Margaret Fiedler Koehler

Margaret Fiedler Koehler

Margaret (Peg) M. Fiedler Koehler graduated from Mineral Point High School in 1973. After graduating high school Koehler attended UW-Platteville where she earned her Bachelor of Science degree in Education, graduating in 1977. 

From 1979-1984, she taught economics and sociology at Mineral Point High School. Judge Koehler was nominated Teacher of The Year by the Mineral Point student body. She later served on the Mineral Point School Board from 1990-1994. 

Following teaching Koehler attended the University of Wisconsin Law school, where she received her law degree, graduating with honors, in 1987. After finishing law school, Koehler practiced as an attorney in Dodgeville. In 1998 Koehler moved her practice to Mineral Point. She was the Mineral Point City Attorney from 1992-2003.

As a judge, Koehler practiced law in Southwest Wisconsin including Iowa County, Green County, Grant County, Lafayette County, Richland County, and Dane County.

 Koehler’s practices include an emphasis on family law and Guardian ad Litem work, where she has litigated many family law matters. Koehler has represented children as a Guardian ad Litem, where her recommendations have been followed by the Court, about the placement of children. When asked what issues she saw in her job that kept her up at night, she said, “My decisions, but not very much.

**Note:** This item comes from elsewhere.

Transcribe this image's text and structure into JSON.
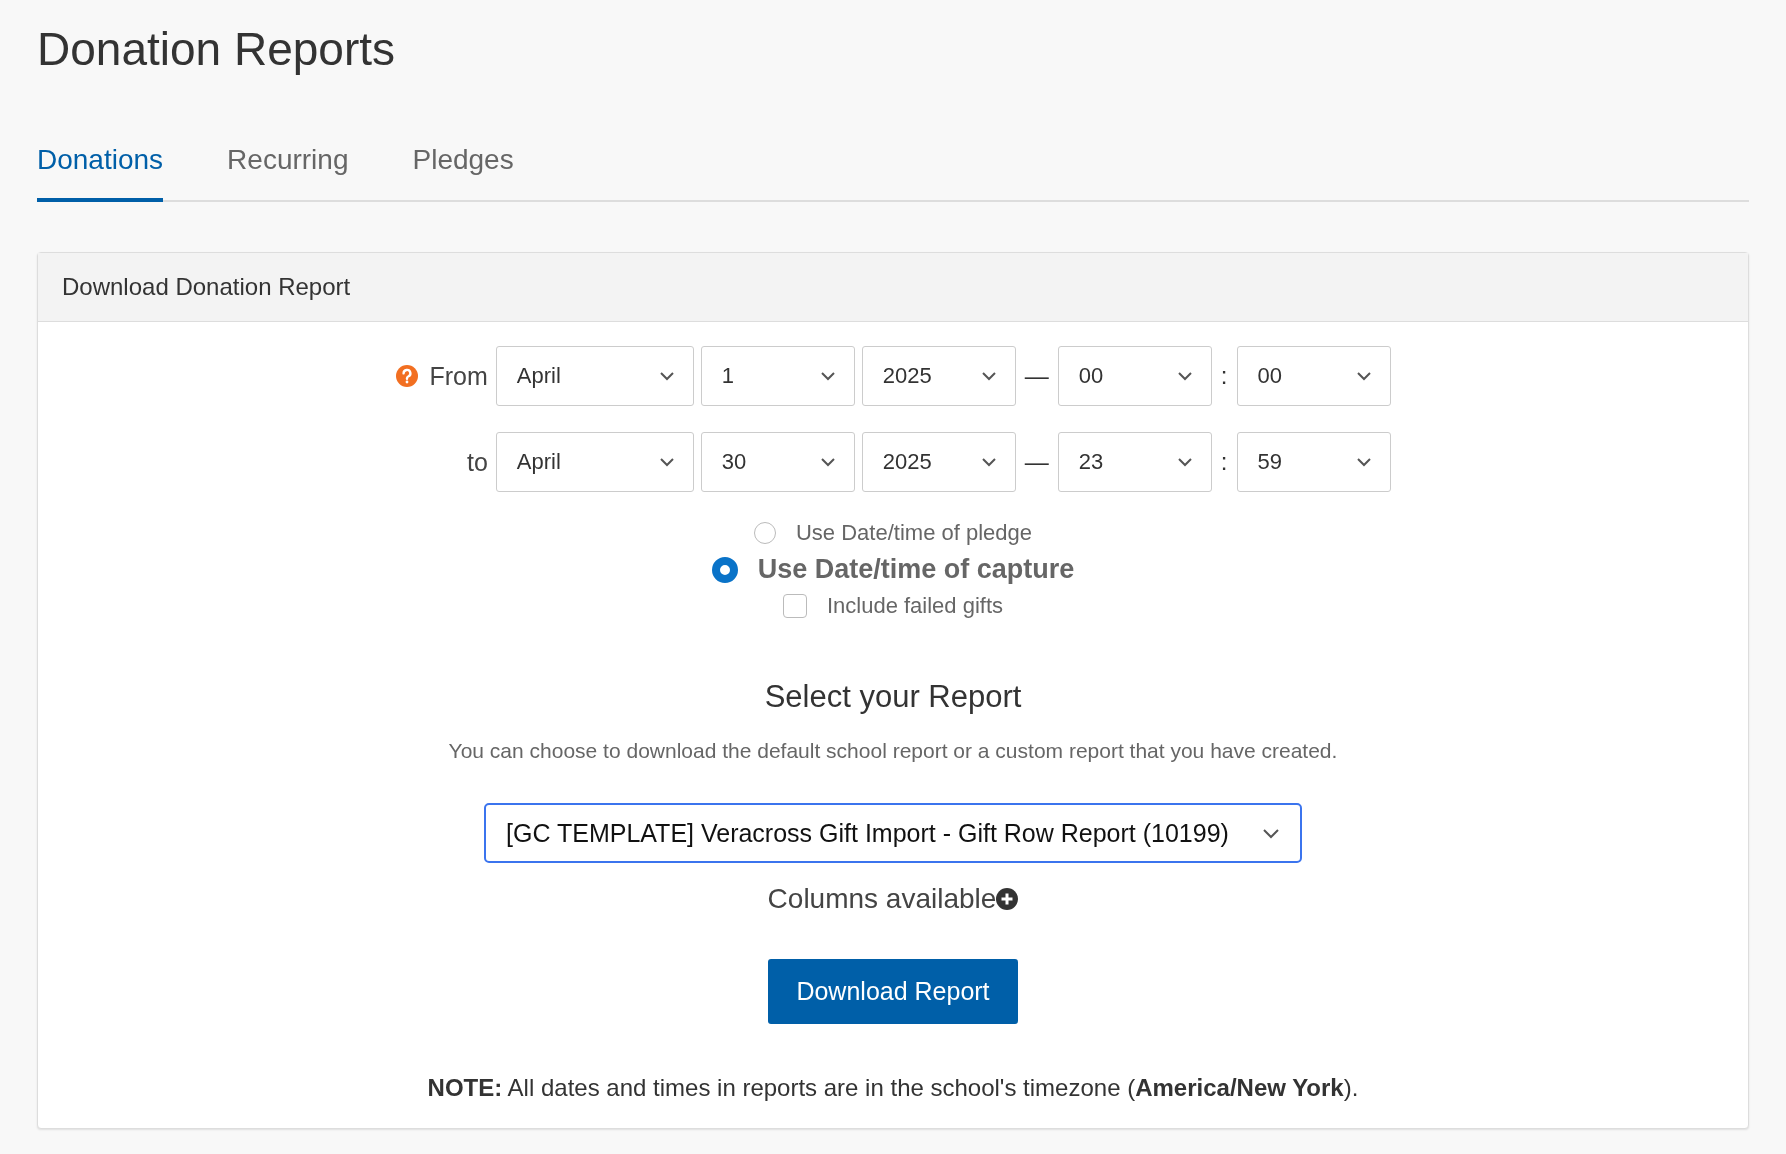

Prepare for decisions you make. Things can go either way.” 

 Judge Koehler handles involvement of personal injury; probate and estate planning; real estate; contracts; municipal law along with other civil matters. 

She has served on multiple State Bar committees, including the State Bar General Practice Committee and the Office Lawyer Regulation, In which she currently serves.

Judge Koehler is currently Board Director for Farmers Savings Bank, along with being a Trustee on the Board for Upland Hills Health. 

Judge Koehler’s background gives her the expertise to be a firm, fair, and impartial judge. 

When asked when she realized she wanted to pursue the path that led her to become a judge she said, “about age 12 I wanted to be a lawyer, but later on I realized that I wanted to be a judge.” 

The advice she would give to her high school self and others was, “to pay attention to English, take history, and grades mean everything. To study hard, because without good grades you will not be successful.” 

By: Mya James